In late 2015, the Digital Salmon became a FAIRDOM partner. We have been using the FAIRDOMHub, an online instance of the SEEK software, and it has proved very useful in contextualizing our research assets—data, operating procedures, and models—in an investigation-study-assay structure, adapted to our research. We have saved much time and explanation and avoided many misunderstandings by being able to point coworkers to a data file that automatically links to experimental protocols and the wider research motivation.

Members of the FAIRDOM team have provided training, help, and advice on planning how we should structure and manage our data within the FAIRDOMHub. We are currently seeking a dedicated biosemantician to improve the semantic interoperability of our data and ultimately our ability to query over related data. If this sounds like an attractive challenge to you, please contact project leader Jon Olav Vik.

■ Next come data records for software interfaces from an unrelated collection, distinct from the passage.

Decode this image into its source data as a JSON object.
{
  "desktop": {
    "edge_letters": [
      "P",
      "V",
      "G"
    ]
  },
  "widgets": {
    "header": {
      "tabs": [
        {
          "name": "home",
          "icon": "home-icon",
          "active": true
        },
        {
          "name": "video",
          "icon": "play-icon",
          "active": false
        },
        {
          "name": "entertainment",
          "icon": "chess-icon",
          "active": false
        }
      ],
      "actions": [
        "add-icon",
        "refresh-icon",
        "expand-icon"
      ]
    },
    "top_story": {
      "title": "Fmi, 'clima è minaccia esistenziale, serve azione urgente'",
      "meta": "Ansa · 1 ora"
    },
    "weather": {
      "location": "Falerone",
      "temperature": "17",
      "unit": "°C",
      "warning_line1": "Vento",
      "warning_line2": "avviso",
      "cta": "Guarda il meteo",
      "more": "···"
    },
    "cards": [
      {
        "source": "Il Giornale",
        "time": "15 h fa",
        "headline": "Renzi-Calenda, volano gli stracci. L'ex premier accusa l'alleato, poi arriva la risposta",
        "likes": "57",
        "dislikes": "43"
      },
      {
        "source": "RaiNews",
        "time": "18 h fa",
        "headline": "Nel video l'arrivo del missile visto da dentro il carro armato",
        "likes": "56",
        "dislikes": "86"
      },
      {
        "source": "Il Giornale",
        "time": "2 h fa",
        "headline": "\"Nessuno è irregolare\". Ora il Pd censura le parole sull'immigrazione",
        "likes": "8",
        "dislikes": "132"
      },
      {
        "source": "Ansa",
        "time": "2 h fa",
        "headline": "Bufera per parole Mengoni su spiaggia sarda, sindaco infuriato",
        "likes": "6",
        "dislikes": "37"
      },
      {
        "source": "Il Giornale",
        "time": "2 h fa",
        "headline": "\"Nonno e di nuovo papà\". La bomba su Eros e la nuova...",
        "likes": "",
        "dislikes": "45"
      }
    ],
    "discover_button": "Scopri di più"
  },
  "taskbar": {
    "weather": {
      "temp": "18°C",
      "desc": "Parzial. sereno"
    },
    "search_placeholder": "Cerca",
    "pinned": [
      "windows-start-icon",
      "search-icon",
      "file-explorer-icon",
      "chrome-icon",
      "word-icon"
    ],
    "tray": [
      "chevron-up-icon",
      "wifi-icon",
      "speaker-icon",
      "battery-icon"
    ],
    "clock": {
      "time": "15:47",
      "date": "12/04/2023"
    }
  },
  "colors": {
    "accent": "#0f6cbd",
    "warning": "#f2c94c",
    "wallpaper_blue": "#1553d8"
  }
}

The project also faces difficult design decisions in managing large, non-public data. The raw data make up a few TB per year, and we would prefer to catalogue rather than store this data in the FAIRDOMHub, perhaps linking to our homebrew, lightweight LIMS system which keeps track of our biological samples. We are also eagerly anticipating FAIRDOM development in interfacing the SEEK with Git version control of analysis reports and computer code, and programmatic access to data and models on the FAIRDOMHub.

Overall, FAIRDOM software and expertise has greatly improved our ability to implement data and model management protocol across our project. We see this being hugely valuable as our project matures. We’re looking forward to growing our relationship with the FAIRDOM team, in particular our contact persons Natalie Stanford and Stuart Owen.

DigiSal is funded by the Research Council of Norway grant 248792 as part of its Digital Life initiative. It is hosted by the Norwegian University of Life Sciences, with partners at universities in Trondheim, Bergen, Tromsø, Wageningen and Stirling, the Institute for Marine Research, and the industry companies AquaGen and EWOS. We also collaborate closely with the Foods of Norway centre for research-driven innovation.